3. A number is a part of a number, the less of the greater, when it measures the greater;
4. But parts when it does not measure it.
5. The greater number is a multiple of the less when it is measured by the less.
In all three of these definitions, the concept of “measures“ is assumed to be understood. There is more to these definitions than meets the eye, though, at least part of the intent is evident.
To illustrate VII.Def.3, take a = 2u, which is a part of b = 6u, namely, a is the 1/3 part of b.
If u is the unit, then a = 2u is represented as AB while b = 6u is represented by CF. As AB measures CF, a certain number of times, namely n = 3 times, by CD, DE, and DF, therefore a is a part of b, namely, the one-third part since it measures b three times. Note that although a and b are formal numbers, the number of times n that a measures b is not a formal number. This n doesn't appear in the definition.
We can also use the same figure as an illustration of VII.Def.5 to see that b is a multiple of a, in particular, the nth multiple of a.
Where Euclid would say that one number is a part of another number, modern mathematicians would say that the first number is a proper divisor of the second number. A divisor of n is any whole number m (including 1) that divides n in the sense that there is another number k such that mk = n. A proper divisor of n is any divisor except n itself.
For example, the proper divisors of the number 12 are 1, 2, 3, 4, and 6.
Definition VII.Def.4 is less clear, but its intent can be read from the use to which it’s put in VII.Def.20 for proportions of numbers. For an example, consider the numbers a = 4u and b = 6u. The number a does not measure the number b, but it is parts of b.
Here, a = 4u is represented as AC while b = 6u is represented as DG. Clearly, AC does not measure DG. The way this definition is used in VII.Def.4, just the knowledge that “a is parts of b” is not enough, what is also needed is how many parts of b is a. This will be needed to define a proportion such as 4 : 6 = 6 : 9. That proportion is supposed to hold since 4 is the same parts of 6 as 6 is of 9, namely 2 third parts. Thus, one number being parts of another also carries along with it how many of what parts.
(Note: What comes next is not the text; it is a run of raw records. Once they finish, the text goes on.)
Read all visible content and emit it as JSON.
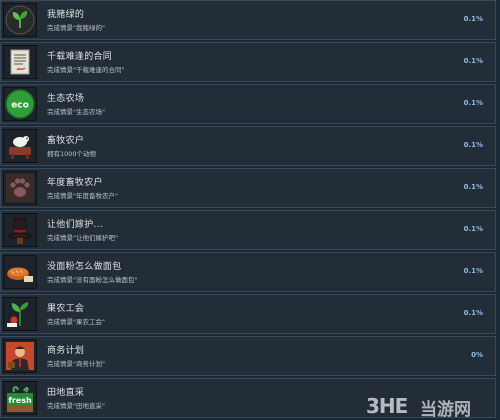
{
  "achievements": [
    {
      "title": "我赌绿的",
      "desc": "完成情景\"我赌绿的\"",
      "percent": "0.1%",
      "icon": "sprout-icon"
    },
    {
      "title": "千载难逢的合同",
      "desc": "完成情景\"千载难逢的合同\"",
      "percent": "0.1%",
      "icon": "contract-icon"
    },
    {
      "title": "生态农场",
      "desc": "完成情景\"生态农场\"",
      "percent": "0.1%",
      "icon": "eco-badge-icon"
    },
    {
      "title": "畜牧农户",
      "desc": "拥有1000个动物",
      "percent": "0.1%",
      "icon": "animals-icon"
    },
    {
      "title": "年度畜牧农户",
      "desc": "完成情景\"年度畜牧农户\"",
      "percent": "0.1%",
      "icon": "paw-icon"
    },
    {
      "title": "让他们嫁护...",
      "desc": "完成情景\"让他们嫁护吧\"",
      "percent": "0.1%",
      "icon": "top-hat-icon"
    },
    {
      "title": "没面粉怎么做面包",
      "desc": "完成情景\"没有面粉怎么做面包\"",
      "percent": "0.1%",
      "icon": "bread-icon"
    },
    {
      "title": "果农工会",
      "desc": "完成情景\"果农工会\"",
      "percent": "0.1%",
      "icon": "fruit-plant-icon"
    },
    {
      "title": "商务计划",
      "desc": "完成情景\"商务计划\"",
      "percent": "0%",
      "icon": "businessman-icon"
    },
    {
      "title": "田地直采",
      "desc": "完成情景\"田地直采\"",
      "percent": "",
      "icon": "fresh-crate-icon"
    }
  ],
  "watermark": {
    "logo": "3HE",
    "text": "当游网"
  }
}
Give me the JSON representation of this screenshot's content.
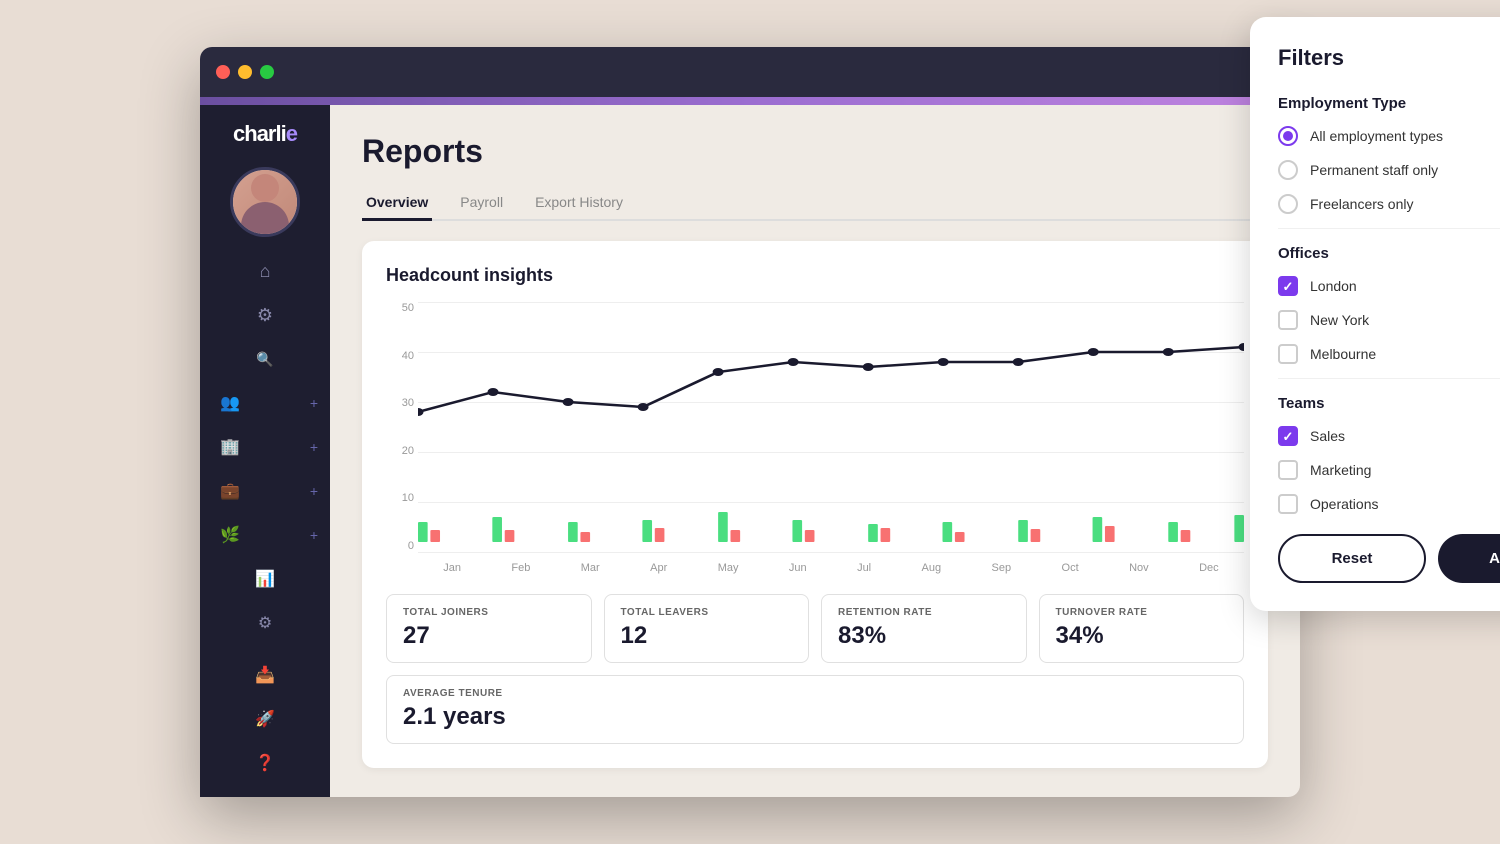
{
  "app": {
    "title": "Charlie HR",
    "logo": "charli",
    "logo_dot": "e"
  },
  "browser": {
    "dots": [
      "red",
      "yellow",
      "green"
    ]
  },
  "sidebar": {
    "icons": [
      {
        "name": "home-icon",
        "symbol": "⌂"
      },
      {
        "name": "settings-icon",
        "symbol": "⚙"
      },
      {
        "name": "search-icon",
        "symbol": "🔍"
      },
      {
        "name": "people-icon",
        "symbol": "👥"
      },
      {
        "name": "building-icon",
        "symbol": "🏢"
      },
      {
        "name": "briefcase-icon",
        "symbol": "💼"
      },
      {
        "name": "leaf-icon",
        "symbol": "🌱"
      },
      {
        "name": "chart-icon",
        "symbol": "📊"
      },
      {
        "name": "gear-icon",
        "symbol": "⚙"
      },
      {
        "name": "inbox-icon",
        "symbol": "📥"
      },
      {
        "name": "rocket-icon",
        "symbol": "🚀"
      },
      {
        "name": "help-icon",
        "symbol": "❓"
      }
    ]
  },
  "page": {
    "title": "Reports",
    "tabs": [
      {
        "label": "Overview",
        "active": true
      },
      {
        "label": "Payroll",
        "active": false
      },
      {
        "label": "Export History",
        "active": false
      }
    ]
  },
  "chart": {
    "title": "Headcount insights",
    "y_labels": [
      "50",
      "40",
      "30",
      "20",
      "10",
      "0"
    ],
    "x_labels": [
      "Jan",
      "Feb",
      "Mar",
      "Apr",
      "May",
      "Jun",
      "Jul",
      "Aug",
      "Sep",
      "Oct",
      "Nov",
      "Dec"
    ],
    "data_points": [
      28,
      32,
      30,
      29,
      36,
      38,
      37,
      38,
      38,
      40,
      40,
      41
    ]
  },
  "stats": {
    "total_joiners_label": "TOTAL JOINERS",
    "total_joiners_value": "27",
    "total_leavers_label": "TOTAL LEAVERS",
    "total_leavers_value": "12",
    "retention_rate_label": "RETENTION RATE",
    "retention_rate_value": "83%",
    "turnover_rate_label": "TURNOVER RATE",
    "turnover_rate_value": "34%",
    "avg_tenure_label": "AVERAGE TENURE",
    "avg_tenure_value": "2.1 years"
  },
  "filters": {
    "title": "Filters",
    "close_label": "×",
    "employment_type_title": "Employment Type",
    "employment_options": [
      {
        "label": "All employment types",
        "selected": true
      },
      {
        "label": "Permanent staff only",
        "selected": false
      },
      {
        "label": "Freelancers only",
        "selected": false
      }
    ],
    "offices_title": "Offices",
    "office_options": [
      {
        "label": "London",
        "checked": true
      },
      {
        "label": "New York",
        "checked": false
      },
      {
        "label": "Melbourne",
        "checked": false
      }
    ],
    "teams_title": "Teams",
    "team_options": [
      {
        "label": "Sales",
        "checked": true
      },
      {
        "label": "Marketing",
        "checked": false
      },
      {
        "label": "Operations",
        "checked": false
      }
    ],
    "reset_label": "Reset",
    "apply_label": "Apply"
  }
}
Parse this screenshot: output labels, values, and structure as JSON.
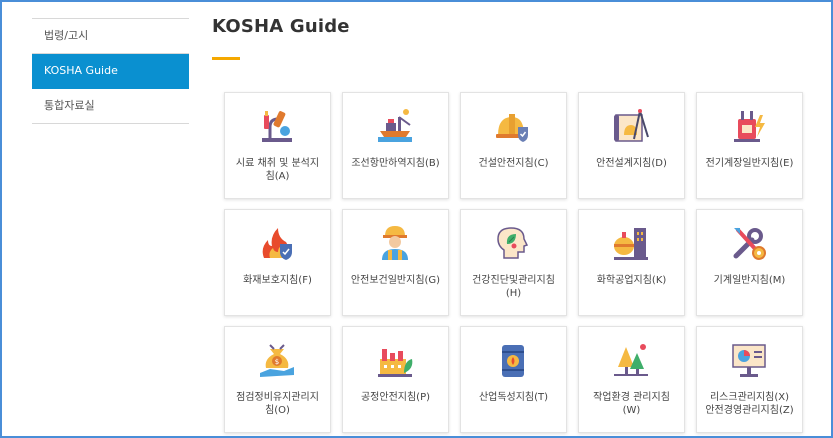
{
  "sidebar": {
    "items": [
      {
        "label": "법령/고시",
        "active": false
      },
      {
        "label": "KOSHA Guide",
        "active": true
      },
      {
        "label": "통합자료실",
        "active": false
      }
    ]
  },
  "page": {
    "title": "KOSHA Guide"
  },
  "guides": [
    {
      "label": "시료 채취 및 분석지\n침(A)",
      "icon": "microscope-icon"
    },
    {
      "label": "조선항만하역지침(B)",
      "icon": "ship-port-icon"
    },
    {
      "label": "건설안전지침(C)",
      "icon": "hardhat-shield-icon"
    },
    {
      "label": "안전설계지침(D)",
      "icon": "blueprint-compass-icon"
    },
    {
      "label": "전기계장일반지침(E)",
      "icon": "electric-plug-icon"
    },
    {
      "label": "화재보호지침(F)",
      "icon": "fire-shield-icon"
    },
    {
      "label": "안전보건일반지침(G)",
      "icon": "worker-icon"
    },
    {
      "label": "건강진단및관리지침\n(H)",
      "icon": "head-leaf-icon"
    },
    {
      "label": "화학공업지침(K)",
      "icon": "chemical-tank-icon"
    },
    {
      "label": "기계일반지침(M)",
      "icon": "wrench-gear-icon"
    },
    {
      "label": "점검정비유지관리지\n침(O)",
      "icon": "money-bag-hand-icon"
    },
    {
      "label": "공정안전지침(P)",
      "icon": "factory-icon"
    },
    {
      "label": "산업독성지침(T)",
      "icon": "toxic-barrel-icon"
    },
    {
      "label": "작업환경 관리지침\n(W)",
      "icon": "trees-icon"
    },
    {
      "label": "리스크관리지침(X)\n안전경영관리지침(Z)",
      "icon": "presentation-chart-icon"
    }
  ]
}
There is one more difficulty with this definition. It seems obvious that when one number a =mu is less than another b =nu, then in all cases a would be parts of b, namely a consists of m one-nth parts of b. Yet, the proposition VII.4 has a proof to show that a is either a part or parts of b. The reason is that the desired parts should be in lowest terms. For our example, where a = 4u and b = 6u, it isn’t enough to say that a is 4 one-sixth parts of b; what’s needed is that a is 2 one-third parts of b.